- **RECORDS FOR PROCESSING**:
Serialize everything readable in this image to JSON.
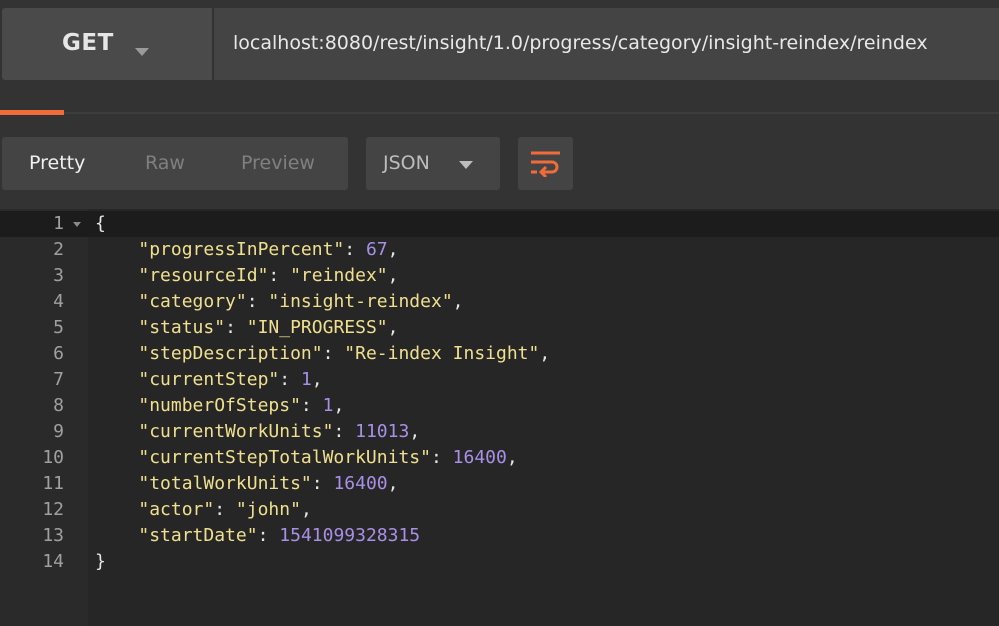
{
  "request": {
    "method": "GET",
    "url": "localhost:8080/rest/insight/1.0/progress/category/insight-reindex/reindex"
  },
  "response_toolbar": {
    "tabs": [
      "Pretty",
      "Raw",
      "Preview"
    ],
    "active_tab": "Pretty",
    "format": "JSON",
    "wrap_icon": "wrap-lines-icon"
  },
  "colors": {
    "accent": "#f26b3a",
    "json_key": "#efe08f",
    "json_string": "#efe08f",
    "json_number": "#a98fe6"
  },
  "code": {
    "open_brace": "{",
    "close_brace": "}",
    "line_numbers": [
      "1",
      "2",
      "3",
      "4",
      "5",
      "6",
      "7",
      "8",
      "9",
      "10",
      "11",
      "12",
      "13",
      "14"
    ],
    "entries": [
      {
        "key": "\"progressInPercent\"",
        "value": "67",
        "type": "number",
        "trail": ","
      },
      {
        "key": "\"resourceId\"",
        "value": "\"reindex\"",
        "type": "string",
        "trail": ","
      },
      {
        "key": "\"category\"",
        "value": "\"insight-reindex\"",
        "type": "string",
        "trail": ","
      },
      {
        "key": "\"status\"",
        "value": "\"IN_PROGRESS\"",
        "type": "string",
        "trail": ","
      },
      {
        "key": "\"stepDescription\"",
        "value": "\"Re-index Insight\"",
        "type": "string",
        "trail": ","
      },
      {
        "key": "\"currentStep\"",
        "value": "1",
        "type": "number",
        "trail": ","
      },
      {
        "key": "\"numberOfSteps\"",
        "value": "1",
        "type": "number",
        "trail": ","
      },
      {
        "key": "\"currentWorkUnits\"",
        "value": "11013",
        "type": "number",
        "trail": ","
      },
      {
        "key": "\"currentStepTotalWorkUnits\"",
        "value": "16400",
        "type": "number",
        "trail": ","
      },
      {
        "key": "\"totalWorkUnits\"",
        "value": "16400",
        "type": "number",
        "trail": ","
      },
      {
        "key": "\"actor\"",
        "value": "\"john\"",
        "type": "string",
        "trail": ","
      },
      {
        "key": "\"startDate\"",
        "value": "1541099328315",
        "type": "number",
        "trail": ""
      }
    ]
  }
}
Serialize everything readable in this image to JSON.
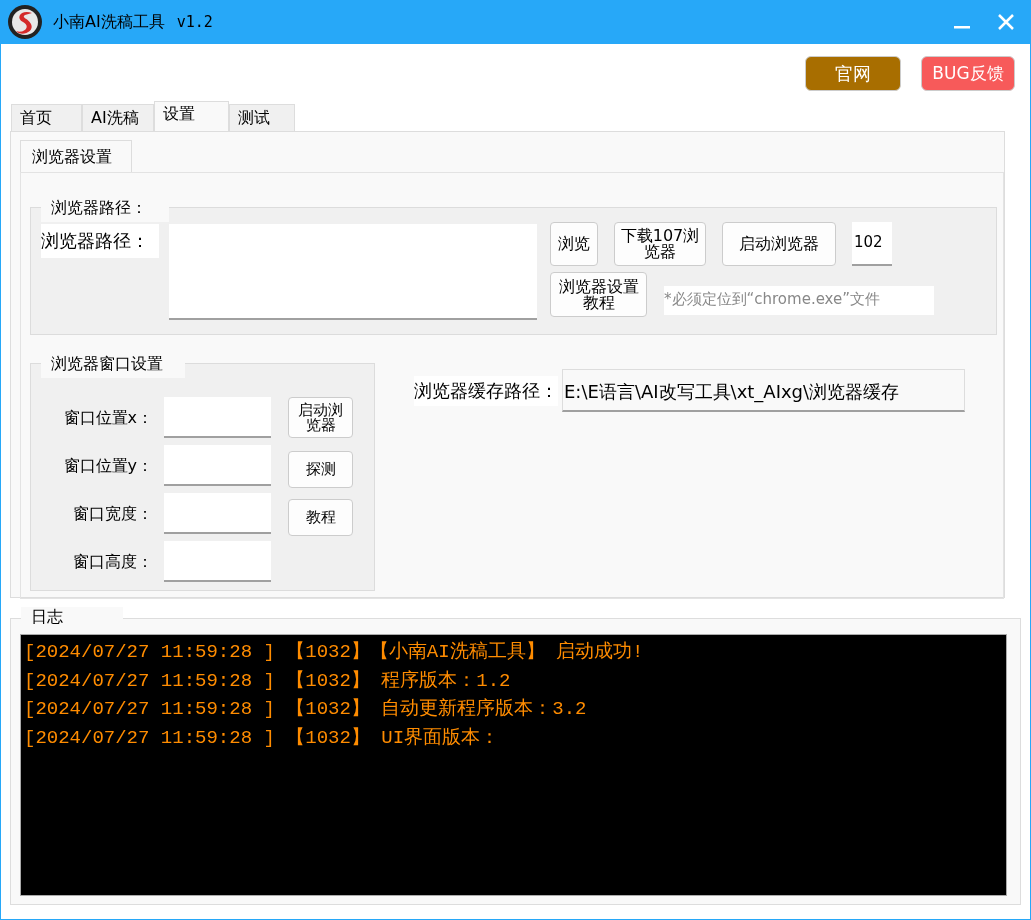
{
  "window": {
    "title": "小南AI洗稿工具",
    "version": "v1.2"
  },
  "header_buttons": [
    {
      "label": "官网",
      "kind": "site"
    },
    {
      "label": "BUG反馈",
      "kind": "report"
    }
  ],
  "tabs": [
    {
      "label": "首页",
      "selected": false
    },
    {
      "label": "AI洗稿",
      "selected": false
    },
    {
      "label": "设置",
      "selected": true
    },
    {
      "label": "测试",
      "selected": false
    }
  ],
  "subtabs": [
    {
      "label": "浏览器设置",
      "selected": true
    }
  ],
  "browser_path_group": {
    "title": "浏览器路径：",
    "label": "浏览器路径：",
    "buttons": [
      "浏览",
      "下载107浏览器",
      "启动浏览器"
    ],
    "version_value": "102",
    "tutorial_button": "浏览器设置教程",
    "note": "*必须定位到“chrome.exe”文件"
  },
  "window_group": {
    "title": "浏览器窗口设置",
    "fields": [
      {
        "label": "窗口位置x："
      },
      {
        "label": "窗口位置y："
      },
      {
        "label": "窗口宽度："
      },
      {
        "label": "窗口高度："
      }
    ],
    "buttons": [
      "启动浏览器",
      "探测",
      "教程"
    ]
  },
  "cache_path": {
    "label": "浏览器缓存路径：",
    "value": "E:\\E语言\\AI改写工具\\xt_AIxg\\浏览器缓存"
  },
  "log": {
    "title": "日志",
    "lines": [
      "[2024/07/27 11:59:28 ] 【1032】【小南AI洗稿工具】 启动成功!",
      "[2024/07/27 11:59:28 ] 【1032】 程序版本：1.2",
      "[2024/07/27 11:59:28 ] 【1032】 自动更新程序版本：3.2",
      "[2024/07/27 11:59:28 ] 【1032】 UI界面版本："
    ]
  }
}
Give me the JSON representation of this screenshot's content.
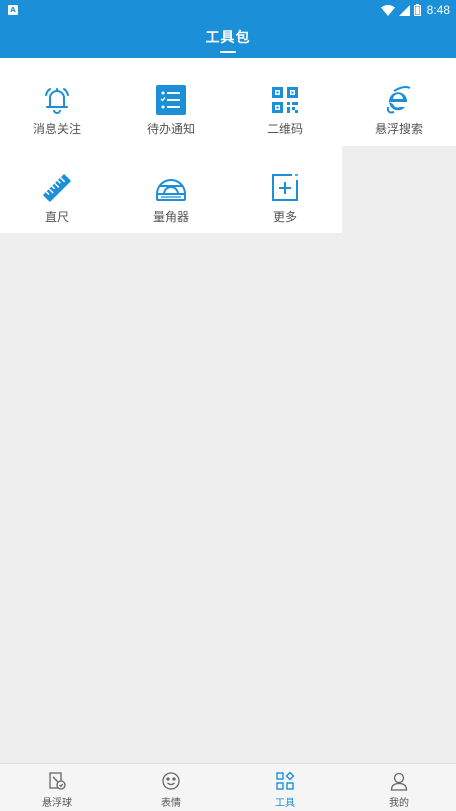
{
  "status_bar": {
    "notif_letter": "A",
    "time": "8:48"
  },
  "header": {
    "title": "工具包"
  },
  "colors": {
    "accent": "#1b8fd7",
    "background": "#eeeeee",
    "text": "#555555"
  },
  "tools": [
    {
      "label": "消息关注",
      "icon": "bell-icon"
    },
    {
      "label": "待办通知",
      "icon": "todo-list-icon"
    },
    {
      "label": "二维码",
      "icon": "qrcode-icon"
    },
    {
      "label": "悬浮搜索",
      "icon": "browser-e-icon"
    },
    {
      "label": "直尺",
      "icon": "ruler-icon"
    },
    {
      "label": "量角器",
      "icon": "protractor-icon"
    },
    {
      "label": "更多",
      "icon": "add-more-icon"
    }
  ],
  "bottom_nav": [
    {
      "label": "悬浮球",
      "icon": "float-ball-icon",
      "active": false
    },
    {
      "label": "表情",
      "icon": "smile-icon",
      "active": false
    },
    {
      "label": "工具",
      "icon": "tools-grid-icon",
      "active": true
    },
    {
      "label": "我的",
      "icon": "user-icon",
      "active": false
    }
  ]
}
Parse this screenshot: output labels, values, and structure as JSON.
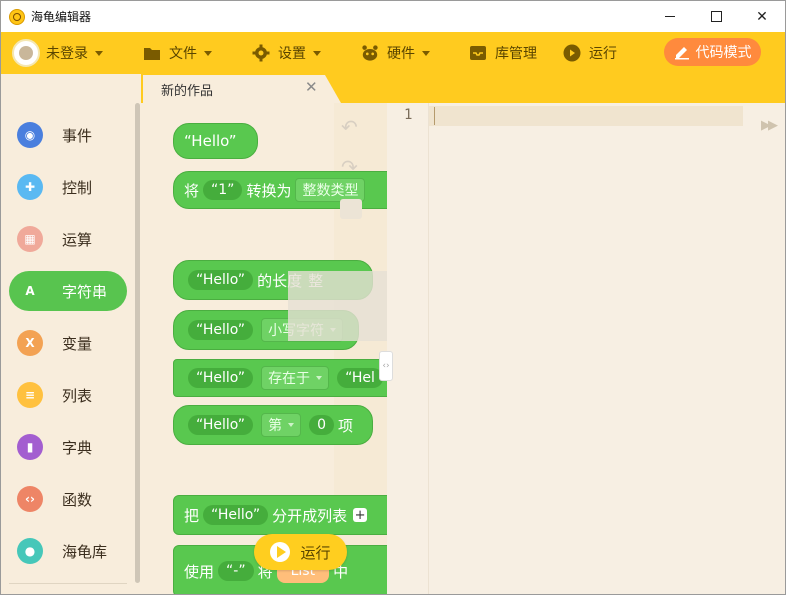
{
  "window": {
    "title": "海龟编辑器"
  },
  "toolbar": {
    "login": "未登录",
    "file": "文件",
    "settings": "设置",
    "hardware": "硬件",
    "library": "库管理",
    "run": "运行",
    "code_mode": "代码模式"
  },
  "colors": {
    "toolbar": "#ffcb1f",
    "active_category": "#58c44f",
    "block": "#59c84f",
    "code_button": "#ff8a3d"
  },
  "sidebar": {
    "items": [
      {
        "label": "事件",
        "icon": "toggle-icon",
        "color": "#4a7fde"
      },
      {
        "label": "控制",
        "icon": "gamepad-icon",
        "color": "#5ab9f2"
      },
      {
        "label": "运算",
        "icon": "calculator-icon",
        "color": "#f0a99a"
      },
      {
        "label": "字符串",
        "icon": "letter-a-icon",
        "color": "#58c44f"
      },
      {
        "label": "变量",
        "icon": "variable-x-icon",
        "color": "#f3a253"
      },
      {
        "label": "列表",
        "icon": "list-icon",
        "color": "#ffc13f"
      },
      {
        "label": "字典",
        "icon": "book-icon",
        "color": "#a35ed0"
      },
      {
        "label": "函数",
        "icon": "code-icon",
        "color": "#ee8566"
      },
      {
        "label": "海龟库",
        "icon": "turtle-icon",
        "color": "#46c7b9"
      }
    ]
  },
  "tabs": [
    {
      "label": "新的作品"
    }
  ],
  "blocks": {
    "hello": "“Hello”",
    "convert_prefix": "将",
    "convert_value": "“1”",
    "convert_mid": "转换为",
    "convert_type": "整数类型",
    "length_suffix": "的长度",
    "length_trail": "整",
    "lowercase_option": "小写字符",
    "contains_option": "存在于",
    "contains_right": "“Hel",
    "index_prefix": "第",
    "index_value": "0",
    "index_suffix": "项",
    "split_prefix": "把",
    "split_suffix": "分开成列表",
    "use_prefix": "使用",
    "use_sep": "“-”",
    "use_mid": "将",
    "use_list": "List",
    "use_trail": "中"
  },
  "editor": {
    "line_number": "1"
  },
  "run_button": {
    "label": "运行"
  }
}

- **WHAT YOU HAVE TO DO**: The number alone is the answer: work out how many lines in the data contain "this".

- **EXERCISE OUTPUT**: 4